Soldier of the Mist was written in 1986.  Writing trends, publishing trends, and the all-mighty consumer trends have changed since then.  In a time where it seems that all things are becoming increasingly streamlined and ‘commercial’ and vendors adhere to the ‘give what’s proven to sell’ ideology it seems that their is a distinct opportunity for true originality to be obscured and forgotten, or deemed unsell-able and never truly ‘discovered.’  Happily, I’m not an agent nor editor but that “unique voice” (oh, how I hate the phrase!) that is so highly sought after probably hasn't been proven at retail and logic would lead me to believe that such a voice probably wouldn’t be a successful retail endeavor.  (I feel it necessary to say that I am not that ‘voice.’  To indemnify myself--if you will--from being portrayed as the jaded wannabe author.  I’m speaking in generalities, not personal specifics.)  
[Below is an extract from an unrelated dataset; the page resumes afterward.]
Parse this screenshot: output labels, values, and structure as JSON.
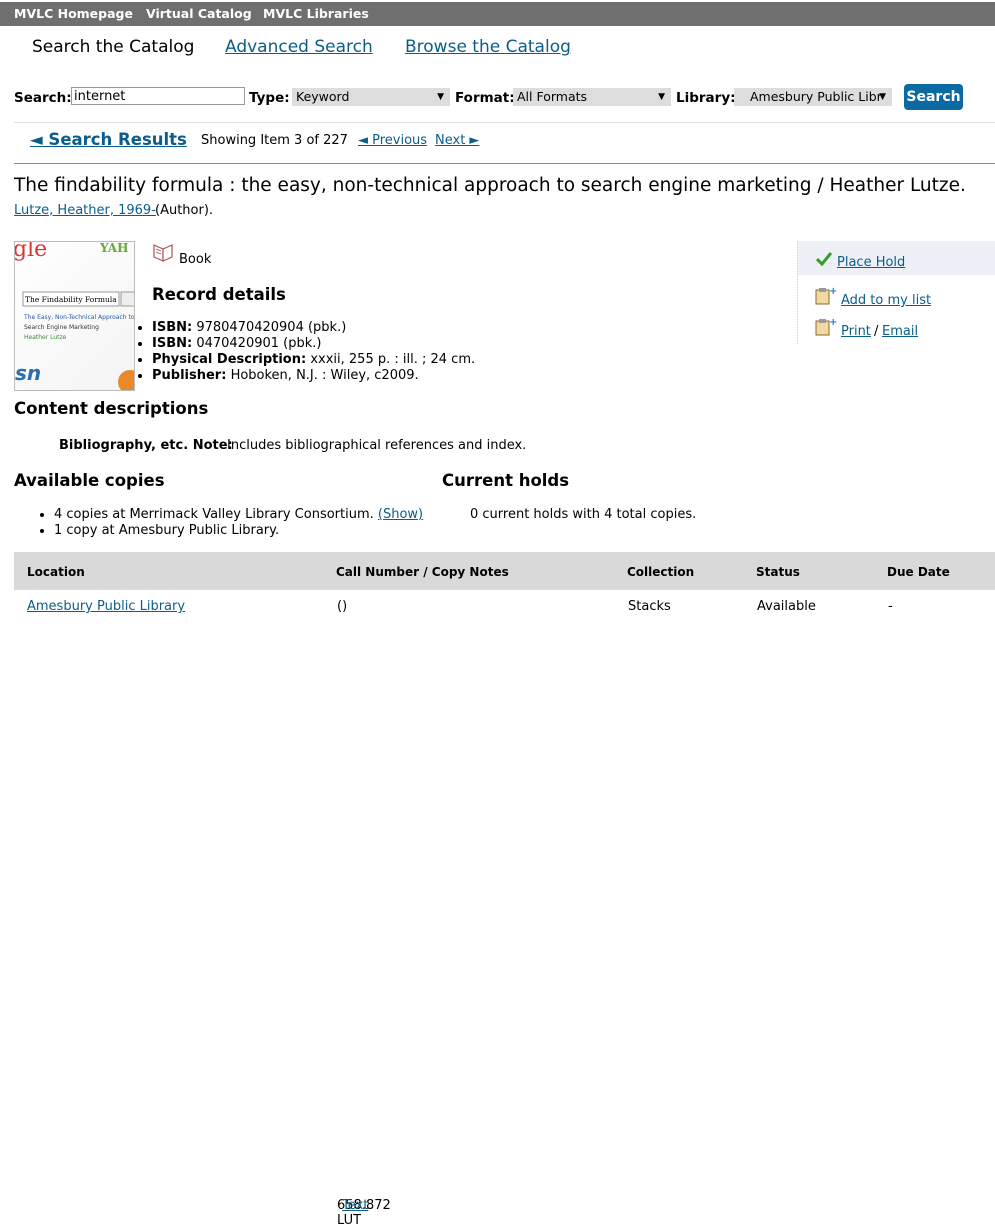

Returning to Wolfe and his work, the main character is named Latro and the Mist is a reference to his memory.  He forgets everything upon going to sleep and writes down as much as he can when he is able in a book.  (Latro only remembers this fact as the first chapter of his book--Wolfe’s novel--is called “read this each day.”)  

The book is written in first person and while Latro isn’t exactly a standard unreliable narrator he certainly has his flaws.  Who is manipulating him, to what end and how far can I trust Latro in terms of how he spins things?  This is complicated by the fact that Latro is trying to figure out all of the same issues while trying to keep some manner of focus on what he thinks is his objective.  On top of which, a great deal of what Latro recalls, and thus writes, is given to him second hand; as in he forgot and someone else told him about it.  How believable is this information?  It is an interesting story mechanic to be sure, but makes for anything but a casual, light-hearted, ‘fun’ read.  

Is that okay?  Most great books are dictated to the reader more than a little bit and I don’t just mean 19th literature where everything was ‘told’ to the reader.  Sure authors employ more ‘showing’ than ‘telling’ but it still comes down to giving a reader something that will make them turn the pages really fast. 

I compare this kind of literary work to The Godfather and The Godfather Part II (obviously, I’m speaking of the films.)  In the first as the moviegoer you sit there and enjoy what is given to you.  You get a fairly simple story, phenomenal dialogue, and brilliant acting.  Everyone leaves the experience understanding what went on.  You can’t sit and watch Part II in the same way.  You’ll probably hit pause a few times and ask yourself: “Why are they in Cuba, who is this Jewish guy, and when was it okay for Corleones to kill family members?”  I don’t think the experience is any less enjoyable than the former--in fact I think it’s better on all levels--but at almost all times I would rather watch the first over the second.  

Is it okay to write books today in the same manner as Wolfe has, and still does?  Well, obviously he can.  But a first timer?  I doubt it.  I don’t know that such a ‘unique voice’ would be accepted on any level without a preexisting a fan base.  

So which do you prefer, the easy road of, take what’s given no thought necessary fiction or do you enjoy reading for some unknown ‘beautiful and lofty’ pretentious reasons that I’ve alluded to here?  As for me, I can say a little of both.  

Wow, I surprised myself.  I almost made it through a post concerning Gene Wolfe without mentioning The Book of the New Sun.